*INSTRUCTIONS TO FOLLOW*. Each record should be output exactly, with every character kept.

Entries from a dataset of interfaces
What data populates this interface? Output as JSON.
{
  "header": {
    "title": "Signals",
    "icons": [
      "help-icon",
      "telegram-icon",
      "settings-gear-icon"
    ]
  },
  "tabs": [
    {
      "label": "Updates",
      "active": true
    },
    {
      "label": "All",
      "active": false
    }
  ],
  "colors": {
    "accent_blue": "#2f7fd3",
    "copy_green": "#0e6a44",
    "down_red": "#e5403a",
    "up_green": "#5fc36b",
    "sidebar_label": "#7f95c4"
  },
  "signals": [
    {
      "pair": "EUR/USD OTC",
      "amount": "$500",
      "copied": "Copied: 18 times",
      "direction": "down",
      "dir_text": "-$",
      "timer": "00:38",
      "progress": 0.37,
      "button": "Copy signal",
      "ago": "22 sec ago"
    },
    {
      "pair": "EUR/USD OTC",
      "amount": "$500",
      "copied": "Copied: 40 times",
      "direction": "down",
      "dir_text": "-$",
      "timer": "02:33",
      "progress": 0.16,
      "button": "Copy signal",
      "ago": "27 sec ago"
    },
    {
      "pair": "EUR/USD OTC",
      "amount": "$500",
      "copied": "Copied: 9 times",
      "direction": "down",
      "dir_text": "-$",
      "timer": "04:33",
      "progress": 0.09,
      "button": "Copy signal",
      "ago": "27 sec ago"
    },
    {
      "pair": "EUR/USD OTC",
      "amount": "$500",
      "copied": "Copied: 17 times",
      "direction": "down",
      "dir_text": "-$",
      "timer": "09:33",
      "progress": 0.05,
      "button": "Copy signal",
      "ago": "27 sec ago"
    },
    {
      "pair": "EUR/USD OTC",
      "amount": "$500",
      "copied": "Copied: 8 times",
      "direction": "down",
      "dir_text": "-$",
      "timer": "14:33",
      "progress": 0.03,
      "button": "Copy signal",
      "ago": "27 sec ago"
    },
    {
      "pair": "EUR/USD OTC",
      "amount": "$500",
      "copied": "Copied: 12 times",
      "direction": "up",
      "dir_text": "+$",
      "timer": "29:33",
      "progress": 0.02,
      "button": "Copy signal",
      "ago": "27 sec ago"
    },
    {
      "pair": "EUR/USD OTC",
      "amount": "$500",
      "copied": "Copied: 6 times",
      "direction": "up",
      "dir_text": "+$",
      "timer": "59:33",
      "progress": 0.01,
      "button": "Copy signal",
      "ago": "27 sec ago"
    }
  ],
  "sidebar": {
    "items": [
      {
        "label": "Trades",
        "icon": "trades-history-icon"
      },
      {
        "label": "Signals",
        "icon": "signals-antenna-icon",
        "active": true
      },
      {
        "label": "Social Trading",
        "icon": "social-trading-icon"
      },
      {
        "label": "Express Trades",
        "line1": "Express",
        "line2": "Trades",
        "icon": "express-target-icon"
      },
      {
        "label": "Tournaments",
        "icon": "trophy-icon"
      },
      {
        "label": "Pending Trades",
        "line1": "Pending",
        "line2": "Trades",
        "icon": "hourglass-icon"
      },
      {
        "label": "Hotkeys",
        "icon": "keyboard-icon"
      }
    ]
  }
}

*TASK RESULT*.
What data populates this interface? Output as JSON.
{
  "header": {
    "title": "Signals",
    "icons": [
      "help-icon",
      "telegram-icon",
      "settings-gear-icon"
    ]
  },
  "tabs": [
    {
      "label": "Updates",
      "active": true
    },
    {
      "label": "All",
      "active": false
    }
  ],
  "colors": {
    "accent_blue": "#2f7fd3",
    "copy_green": "#0e6a44",
    "down_red": "#e5403a",
    "up_green": "#5fc36b",
    "sidebar_label": "#7f95c4"
  },
  "signals": [
    {
      "pair": "EUR/USD OTC",
      "amount": "$500",
      "copied": "Copied: 18 times",
      "direction": "down",
      "dir_text": "-$",
      "timer": "00:38",
      "progress": 0.37,
      "button": "Copy signal",
      "ago": "22 sec ago"
    },
    {
      "pair": "EUR/USD OTC",
      "amount": "$500",
      "copied": "Copied: 40 times",
      "direction": "down",
      "dir_text": "-$",
      "timer": "02:33",
      "progress": 0.16,
      "button": "Copy signal",
      "ago": "27 sec ago"
    },
    {
      "pair": "EUR/USD OTC",
      "amount": "$500",
      "copied": "Copied: 9 times",
      "direction": "down",
      "dir_text": "-$",
      "timer": "04:33",
      "progress": 0.09,
      "button": "Copy signal",
      "ago": "27 sec ago"
    },
    {
      "pair": "EUR/USD OTC",
      "amount": "$500",
      "copied": "Copied: 17 times",
      "direction": "down",
      "dir_text": "-$",
      "timer": "09:33",
      "progress": 0.05,
      "button": "Copy signal",
      "ago": "27 sec ago"
    },
    {
      "pair": "EUR/USD OTC",
      "amount": "$500",
      "copied": "Copied: 8 times",
      "direction": "down",
      "dir_text": "-$",
      "timer": "14:33",
      "progress": 0.03,
      "button": "Copy signal",
      "ago": "27 sec ago"
    },
    {
      "pair": "EUR/USD OTC",
      "amount": "$500",
      "copied": "Copied: 12 times",
      "direction": "up",
      "dir_text": "+$",
      "timer": "29:33",
      "progress": 0.02,
      "button": "Copy signal",
      "ago": "27 sec ago"
    },
    {
      "pair": "EUR/USD OTC",
      "amount": "$500",
      "copied": "Copied: 6 times",
      "direction": "up",
      "dir_text": "+$",
      "timer": "59:33",
      "progress": 0.01,
      "button": "Copy signal",
      "ago": "27 sec ago"
    }
  ],
  "sidebar": {
    "items": [
      {
        "label": "Trades",
        "icon": "trades-history-icon"
      },
      {
        "label": "Signals",
        "icon": "signals-antenna-icon",
        "active": true
      },
      {
        "label": "Social Trading",
        "icon": "social-trading-icon"
      },
      {
        "label": "Express Trades",
        "line1": "Express",
        "line2": "Trades",
        "icon": "express-target-icon"
      },
      {
        "label": "Tournaments",
        "icon": "trophy-icon"
      },
      {
        "label": "Pending Trades",
        "line1": "Pending",
        "line2": "Trades",
        "icon": "hourglass-icon"
      },
      {
        "label": "Hotkeys",
        "icon": "keyboard-icon"
      }
    ]
  }
}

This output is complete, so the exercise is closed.